- [What you need to do]
Write out the data exactly as given, dropping every picture.

- [Given data]
[Start of Attachment]
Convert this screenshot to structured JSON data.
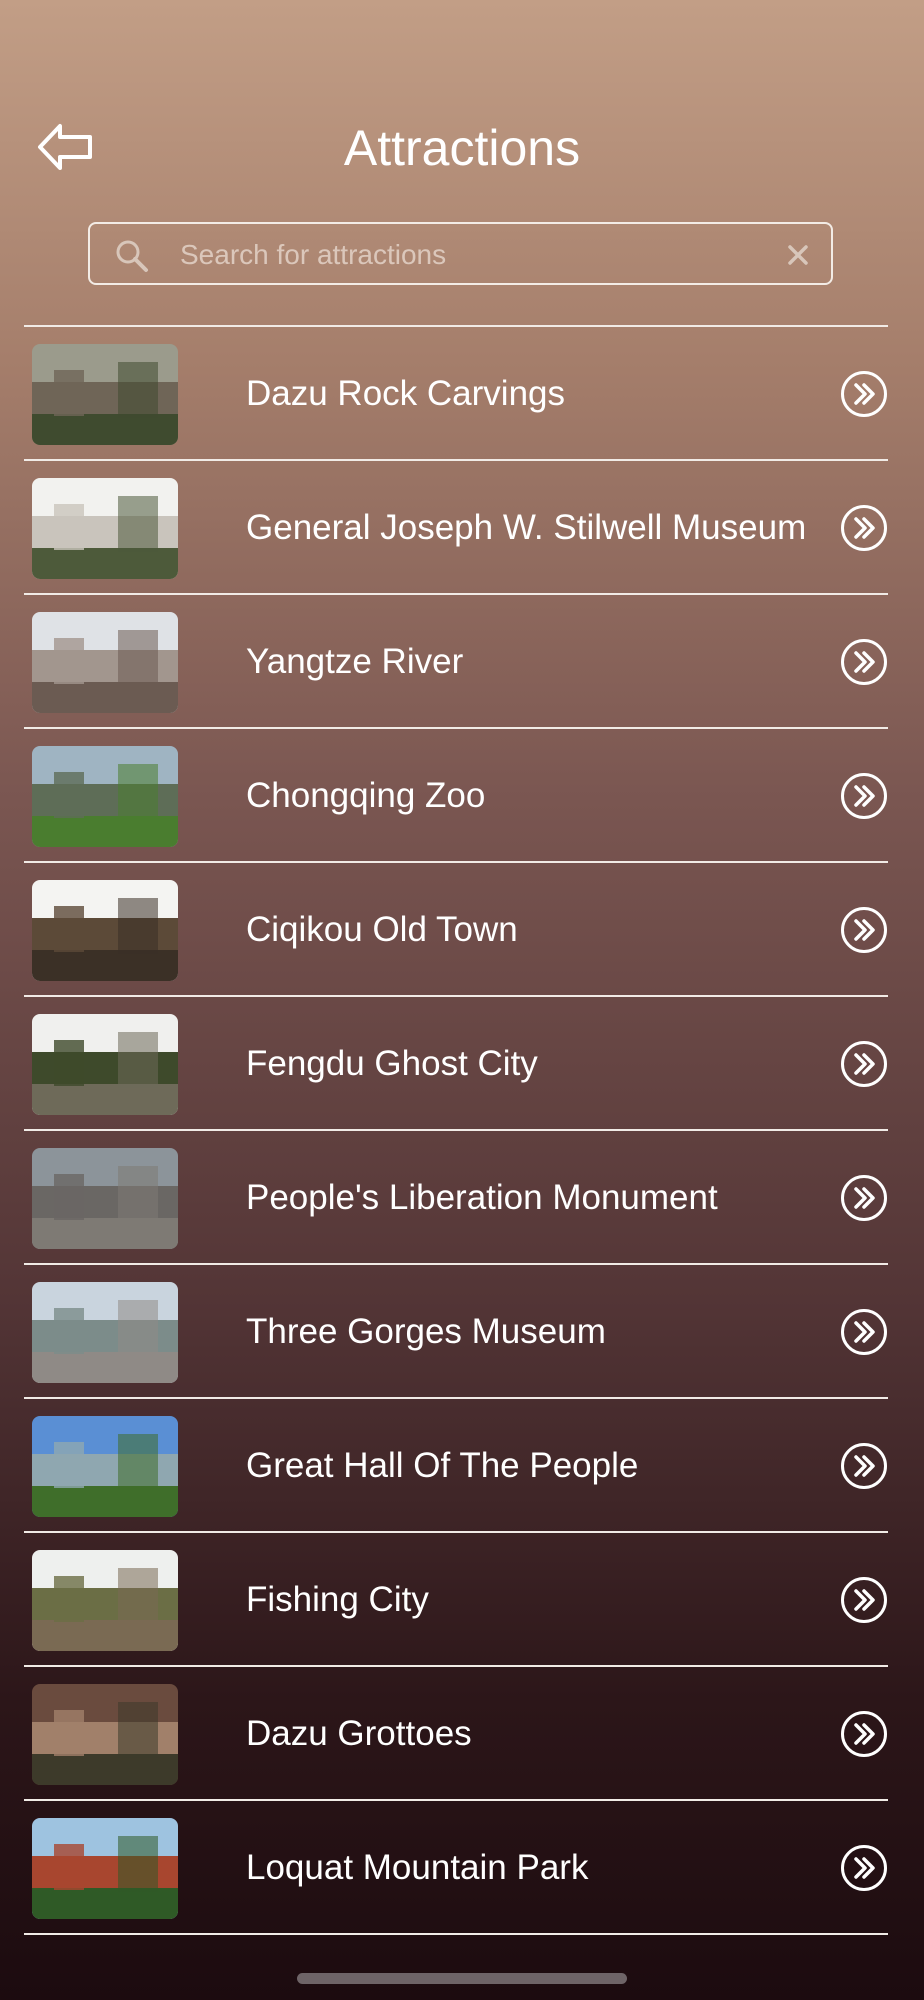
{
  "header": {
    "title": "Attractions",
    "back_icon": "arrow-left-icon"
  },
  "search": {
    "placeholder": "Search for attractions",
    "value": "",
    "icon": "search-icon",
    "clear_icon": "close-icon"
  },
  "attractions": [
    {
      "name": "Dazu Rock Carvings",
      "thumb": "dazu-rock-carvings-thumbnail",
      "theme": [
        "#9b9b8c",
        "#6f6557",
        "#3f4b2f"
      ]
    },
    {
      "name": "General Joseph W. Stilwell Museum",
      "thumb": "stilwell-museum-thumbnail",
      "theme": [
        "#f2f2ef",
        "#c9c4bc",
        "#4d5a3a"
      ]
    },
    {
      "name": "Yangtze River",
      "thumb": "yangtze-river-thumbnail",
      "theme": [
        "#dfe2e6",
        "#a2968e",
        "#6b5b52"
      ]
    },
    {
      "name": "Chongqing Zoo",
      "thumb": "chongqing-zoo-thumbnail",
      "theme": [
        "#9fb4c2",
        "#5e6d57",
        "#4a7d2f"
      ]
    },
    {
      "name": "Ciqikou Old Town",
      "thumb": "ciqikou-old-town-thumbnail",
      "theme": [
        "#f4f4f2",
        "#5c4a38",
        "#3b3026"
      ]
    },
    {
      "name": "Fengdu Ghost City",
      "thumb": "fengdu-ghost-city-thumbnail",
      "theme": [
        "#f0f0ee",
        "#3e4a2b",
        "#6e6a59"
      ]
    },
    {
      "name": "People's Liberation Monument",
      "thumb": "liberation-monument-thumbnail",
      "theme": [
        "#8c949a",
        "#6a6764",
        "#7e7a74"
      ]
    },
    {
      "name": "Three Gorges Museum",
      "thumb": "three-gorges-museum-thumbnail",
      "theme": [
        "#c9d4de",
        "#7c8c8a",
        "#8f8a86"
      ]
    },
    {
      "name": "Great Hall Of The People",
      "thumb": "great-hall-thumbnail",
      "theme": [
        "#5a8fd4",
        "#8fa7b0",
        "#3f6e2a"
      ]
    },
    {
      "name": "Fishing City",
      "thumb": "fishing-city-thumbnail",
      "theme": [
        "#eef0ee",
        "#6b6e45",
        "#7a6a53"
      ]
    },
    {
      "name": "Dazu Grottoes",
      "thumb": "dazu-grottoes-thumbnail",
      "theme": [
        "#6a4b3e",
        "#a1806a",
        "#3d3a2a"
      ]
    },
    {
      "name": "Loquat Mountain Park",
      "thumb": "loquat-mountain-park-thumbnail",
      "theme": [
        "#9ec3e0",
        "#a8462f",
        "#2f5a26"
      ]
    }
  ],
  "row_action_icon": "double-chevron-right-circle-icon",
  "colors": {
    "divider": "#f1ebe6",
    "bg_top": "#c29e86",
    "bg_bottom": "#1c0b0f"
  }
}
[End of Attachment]
- [Exercise output]
Convert this screenshot to structured JSON data.
{
  "header": {
    "title": "Attractions",
    "back_icon": "arrow-left-icon"
  },
  "search": {
    "placeholder": "Search for attractions",
    "value": "",
    "icon": "search-icon",
    "clear_icon": "close-icon"
  },
  "attractions": [
    {
      "name": "Dazu Rock Carvings",
      "thumb": "dazu-rock-carvings-thumbnail",
      "theme": [
        "#9b9b8c",
        "#6f6557",
        "#3f4b2f"
      ]
    },
    {
      "name": "General Joseph W. Stilwell Museum",
      "thumb": "stilwell-museum-thumbnail",
      "theme": [
        "#f2f2ef",
        "#c9c4bc",
        "#4d5a3a"
      ]
    },
    {
      "name": "Yangtze River",
      "thumb": "yangtze-river-thumbnail",
      "theme": [
        "#dfe2e6",
        "#a2968e",
        "#6b5b52"
      ]
    },
    {
      "name": "Chongqing Zoo",
      "thumb": "chongqing-zoo-thumbnail",
      "theme": [
        "#9fb4c2",
        "#5e6d57",
        "#4a7d2f"
      ]
    },
    {
      "name": "Ciqikou Old Town",
      "thumb": "ciqikou-old-town-thumbnail",
      "theme": [
        "#f4f4f2",
        "#5c4a38",
        "#3b3026"
      ]
    },
    {
      "name": "Fengdu Ghost City",
      "thumb": "fengdu-ghost-city-thumbnail",
      "theme": [
        "#f0f0ee",
        "#3e4a2b",
        "#6e6a59"
      ]
    },
    {
      "name": "People's Liberation Monument",
      "thumb": "liberation-monument-thumbnail",
      "theme": [
        "#8c949a",
        "#6a6764",
        "#7e7a74"
      ]
    },
    {
      "name": "Three Gorges Museum",
      "thumb": "three-gorges-museum-thumbnail",
      "theme": [
        "#c9d4de",
        "#7c8c8a",
        "#8f8a86"
      ]
    },
    {
      "name": "Great Hall Of The People",
      "thumb": "great-hall-thumbnail",
      "theme": [
        "#5a8fd4",
        "#8fa7b0",
        "#3f6e2a"
      ]
    },
    {
      "name": "Fishing City",
      "thumb": "fishing-city-thumbnail",
      "theme": [
        "#eef0ee",
        "#6b6e45",
        "#7a6a53"
      ]
    },
    {
      "name": "Dazu Grottoes",
      "thumb": "dazu-grottoes-thumbnail",
      "theme": [
        "#6a4b3e",
        "#a1806a",
        "#3d3a2a"
      ]
    },
    {
      "name": "Loquat Mountain Park",
      "thumb": "loquat-mountain-park-thumbnail",
      "theme": [
        "#9ec3e0",
        "#a8462f",
        "#2f5a26"
      ]
    }
  ],
  "row_action_icon": "double-chevron-right-circle-icon",
  "colors": {
    "divider": "#f1ebe6",
    "bg_top": "#c29e86",
    "bg_bottom": "#1c0b0f"
  }
}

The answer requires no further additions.